## INPUT DATA
──────────────────────────────

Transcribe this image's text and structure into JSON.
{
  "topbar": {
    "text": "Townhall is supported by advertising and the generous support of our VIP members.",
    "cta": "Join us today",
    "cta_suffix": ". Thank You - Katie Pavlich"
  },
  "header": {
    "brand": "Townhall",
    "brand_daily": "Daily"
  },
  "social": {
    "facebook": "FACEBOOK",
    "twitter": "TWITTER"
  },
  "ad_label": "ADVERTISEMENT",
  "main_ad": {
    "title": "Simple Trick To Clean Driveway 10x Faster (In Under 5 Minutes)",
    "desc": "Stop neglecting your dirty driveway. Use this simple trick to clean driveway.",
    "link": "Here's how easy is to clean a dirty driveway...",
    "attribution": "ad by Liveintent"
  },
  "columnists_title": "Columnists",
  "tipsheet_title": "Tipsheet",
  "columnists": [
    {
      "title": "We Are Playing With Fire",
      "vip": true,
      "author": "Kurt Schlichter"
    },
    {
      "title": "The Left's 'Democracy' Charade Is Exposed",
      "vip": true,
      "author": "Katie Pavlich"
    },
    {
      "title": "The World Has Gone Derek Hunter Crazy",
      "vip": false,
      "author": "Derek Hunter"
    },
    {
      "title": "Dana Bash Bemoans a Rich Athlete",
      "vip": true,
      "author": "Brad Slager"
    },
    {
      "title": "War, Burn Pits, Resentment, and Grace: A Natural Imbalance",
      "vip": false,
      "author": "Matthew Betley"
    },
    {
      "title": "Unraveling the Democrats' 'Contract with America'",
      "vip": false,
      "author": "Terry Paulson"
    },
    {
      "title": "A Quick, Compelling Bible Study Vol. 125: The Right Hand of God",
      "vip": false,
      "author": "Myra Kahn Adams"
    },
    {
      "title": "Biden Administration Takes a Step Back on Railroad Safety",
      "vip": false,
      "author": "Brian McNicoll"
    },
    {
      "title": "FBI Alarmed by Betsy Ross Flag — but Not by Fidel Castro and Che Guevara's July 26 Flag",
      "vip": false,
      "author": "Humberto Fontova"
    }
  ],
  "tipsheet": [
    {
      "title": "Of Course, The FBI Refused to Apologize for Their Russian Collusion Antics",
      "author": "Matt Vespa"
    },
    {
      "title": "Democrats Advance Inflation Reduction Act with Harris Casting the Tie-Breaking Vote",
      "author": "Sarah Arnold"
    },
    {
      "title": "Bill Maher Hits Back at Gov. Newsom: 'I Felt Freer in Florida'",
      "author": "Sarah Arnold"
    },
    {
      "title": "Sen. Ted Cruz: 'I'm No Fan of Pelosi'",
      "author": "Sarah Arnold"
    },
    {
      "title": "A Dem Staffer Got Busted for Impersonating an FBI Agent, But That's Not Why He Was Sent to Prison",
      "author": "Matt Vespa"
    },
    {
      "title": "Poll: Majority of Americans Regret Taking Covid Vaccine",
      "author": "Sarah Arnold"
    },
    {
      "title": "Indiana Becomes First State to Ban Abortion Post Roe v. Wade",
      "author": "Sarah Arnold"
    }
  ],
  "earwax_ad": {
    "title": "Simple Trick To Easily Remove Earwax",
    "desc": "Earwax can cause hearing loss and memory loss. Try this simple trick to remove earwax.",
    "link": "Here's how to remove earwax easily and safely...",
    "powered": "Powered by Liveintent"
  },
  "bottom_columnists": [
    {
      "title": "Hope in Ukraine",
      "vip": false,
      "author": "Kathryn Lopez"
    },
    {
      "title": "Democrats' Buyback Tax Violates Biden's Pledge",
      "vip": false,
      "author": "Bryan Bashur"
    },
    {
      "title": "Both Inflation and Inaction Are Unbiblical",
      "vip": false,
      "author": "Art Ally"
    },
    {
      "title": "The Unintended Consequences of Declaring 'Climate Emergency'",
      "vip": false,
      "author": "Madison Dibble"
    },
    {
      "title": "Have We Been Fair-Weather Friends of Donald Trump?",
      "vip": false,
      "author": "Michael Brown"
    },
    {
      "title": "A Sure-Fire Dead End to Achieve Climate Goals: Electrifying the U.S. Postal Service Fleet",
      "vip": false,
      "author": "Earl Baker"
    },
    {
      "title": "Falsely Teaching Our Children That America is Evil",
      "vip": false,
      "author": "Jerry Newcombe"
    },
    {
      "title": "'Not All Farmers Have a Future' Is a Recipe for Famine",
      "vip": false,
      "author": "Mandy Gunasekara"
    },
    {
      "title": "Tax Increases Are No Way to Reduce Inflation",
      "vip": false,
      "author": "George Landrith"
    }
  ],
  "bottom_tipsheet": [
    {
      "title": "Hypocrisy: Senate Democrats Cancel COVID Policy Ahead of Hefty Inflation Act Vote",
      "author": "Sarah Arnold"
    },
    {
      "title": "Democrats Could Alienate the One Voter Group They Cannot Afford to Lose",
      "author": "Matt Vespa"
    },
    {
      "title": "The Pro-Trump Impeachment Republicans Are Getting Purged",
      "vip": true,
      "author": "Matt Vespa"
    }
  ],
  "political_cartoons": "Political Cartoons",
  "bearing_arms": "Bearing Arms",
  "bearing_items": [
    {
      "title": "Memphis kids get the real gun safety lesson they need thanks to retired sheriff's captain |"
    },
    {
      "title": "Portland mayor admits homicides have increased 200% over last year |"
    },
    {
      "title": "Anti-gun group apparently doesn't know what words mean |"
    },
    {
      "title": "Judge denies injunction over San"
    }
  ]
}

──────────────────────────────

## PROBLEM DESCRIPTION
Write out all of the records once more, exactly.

## OUTPUT FOR THIS TASK
Transcribe this image's text and structure into JSON.
{
  "topbar": {
    "text": "Townhall is supported by advertising and the generous support of our VIP members.",
    "cta": "Join us today",
    "cta_suffix": ". Thank You - Katie Pavlich"
  },
  "header": {
    "brand": "Townhall",
    "brand_daily": "Daily"
  },
  "social": {
    "facebook": "FACEBOOK",
    "twitter": "TWITTER"
  },
  "ad_label": "ADVERTISEMENT",
  "main_ad": {
    "title": "Simple Trick To Clean Driveway 10x Faster (In Under 5 Minutes)",
    "desc": "Stop neglecting your dirty driveway. Use this simple trick to clean driveway.",
    "link": "Here's how easy is to clean a dirty driveway...",
    "attribution": "ad by Liveintent"
  },
  "columnists_title": "Columnists",
  "tipsheet_title": "Tipsheet",
  "columnists": [
    {
      "title": "We Are Playing With Fire",
      "vip": true,
      "author": "Kurt Schlichter"
    },
    {
      "title": "The Left's 'Democracy' Charade Is Exposed",
      "vip": true,
      "author": "Katie Pavlich"
    },
    {
      "title": "The World Has Gone Derek Hunter Crazy",
      "vip": false,
      "author": "Derek Hunter"
    },
    {
      "title": "Dana Bash Bemoans a Rich Athlete",
      "vip": true,
      "author": "Brad Slager"
    },
    {
      "title": "War, Burn Pits, Resentment, and Grace: A Natural Imbalance",
      "vip": false,
      "author": "Matthew Betley"
    },
    {
      "title": "Unraveling the Democrats' 'Contract with America'",
      "vip": false,
      "author": "Terry Paulson"
    },
    {
      "title": "A Quick, Compelling Bible Study Vol. 125: The Right Hand of God",
      "vip": false,
      "author": "Myra Kahn Adams"
    },
    {
      "title": "Biden Administration Takes a Step Back on Railroad Safety",
      "vip": false,
      "author": "Brian McNicoll"
    },
    {
      "title": "FBI Alarmed by Betsy Ross Flag — but Not by Fidel Castro and Che Guevara's July 26 Flag",
      "vip": false,
      "author": "Humberto Fontova"
    }
  ],
  "tipsheet": [
    {
      "title": "Of Course, The FBI Refused to Apologize for Their Russian Collusion Antics",
      "author": "Matt Vespa"
    },
    {
      "title": "Democrats Advance Inflation Reduction Act with Harris Casting the Tie-Breaking Vote",
      "author": "Sarah Arnold"
    },
    {
      "title": "Bill Maher Hits Back at Gov. Newsom: 'I Felt Freer in Florida'",
      "author": "Sarah Arnold"
    },
    {
      "title": "Sen. Ted Cruz: 'I'm No Fan of Pelosi'",
      "author": "Sarah Arnold"
    },
    {
      "title": "A Dem Staffer Got Busted for Impersonating an FBI Agent, But That's Not Why He Was Sent to Prison",
      "author": "Matt Vespa"
    },
    {
      "title": "Poll: Majority of Americans Regret Taking Covid Vaccine",
      "author": "Sarah Arnold"
    },
    {
      "title": "Indiana Becomes First State to Ban Abortion Post Roe v. Wade",
      "author": "Sarah Arnold"
    }
  ],
  "earwax_ad": {
    "title": "Simple Trick To Easily Remove Earwax",
    "desc": "Earwax can cause hearing loss and memory loss. Try this simple trick to remove earwax.",
    "link": "Here's how to remove earwax easily and safely...",
    "powered": "Powered by Liveintent"
  },
  "bottom_columnists": [
    {
      "title": "Hope in Ukraine",
      "vip": false,
      "author": "Kathryn Lopez"
    },
    {
      "title": "Democrats' Buyback Tax Violates Biden's Pledge",
      "vip": false,
      "author": "Bryan Bashur"
    },
    {
      "title": "Both Inflation and Inaction Are Unbiblical",
      "vip": false,
      "author": "Art Ally"
    },
    {
      "title": "The Unintended Consequences of Declaring 'Climate Emergency'",
      "vip": false,
      "author": "Madison Dibble"
    },
    {
      "title": "Have We Been Fair-Weather Friends of Donald Trump?",
      "vip": false,
      "author": "Michael Brown"
    },
    {
      "title": "A Sure-Fire Dead End to Achieve Climate Goals: Electrifying the U.S. Postal Service Fleet",
      "vip": false,
      "author": "Earl Baker"
    },
    {
      "title": "Falsely Teaching Our Children That America is Evil",
      "vip": false,
      "author": "Jerry Newcombe"
    },
    {
      "title": "'Not All Farmers Have a Future' Is a Recipe for Famine",
      "vip": false,
      "author": "Mandy Gunasekara"
    },
    {
      "title": "Tax Increases Are No Way to Reduce Inflation",
      "vip": false,
      "author": "George Landrith"
    }
  ],
  "bottom_tipsheet": [
    {
      "title": "Hypocrisy: Senate Democrats Cancel COVID Policy Ahead of Hefty Inflation Act Vote",
      "author": "Sarah Arnold"
    },
    {
      "title": "Democrats Could Alienate the One Voter Group They Cannot Afford to Lose",
      "author": "Matt Vespa"
    },
    {
      "title": "The Pro-Trump Impeachment Republicans Are Getting Purged",
      "vip": true,
      "author": "Matt Vespa"
    }
  ],
  "political_cartoons": "Political Cartoons",
  "bearing_arms": "Bearing Arms",
  "bearing_items": [
    {
      "title": "Memphis kids get the real gun safety lesson they need thanks to retired sheriff's captain |"
    },
    {
      "title": "Portland mayor admits homicides have increased 200% over last year |"
    },
    {
      "title": "Anti-gun group apparently doesn't know what words mean |"
    },
    {
      "title": "Judge denies injunction over San"
    }
  ]
}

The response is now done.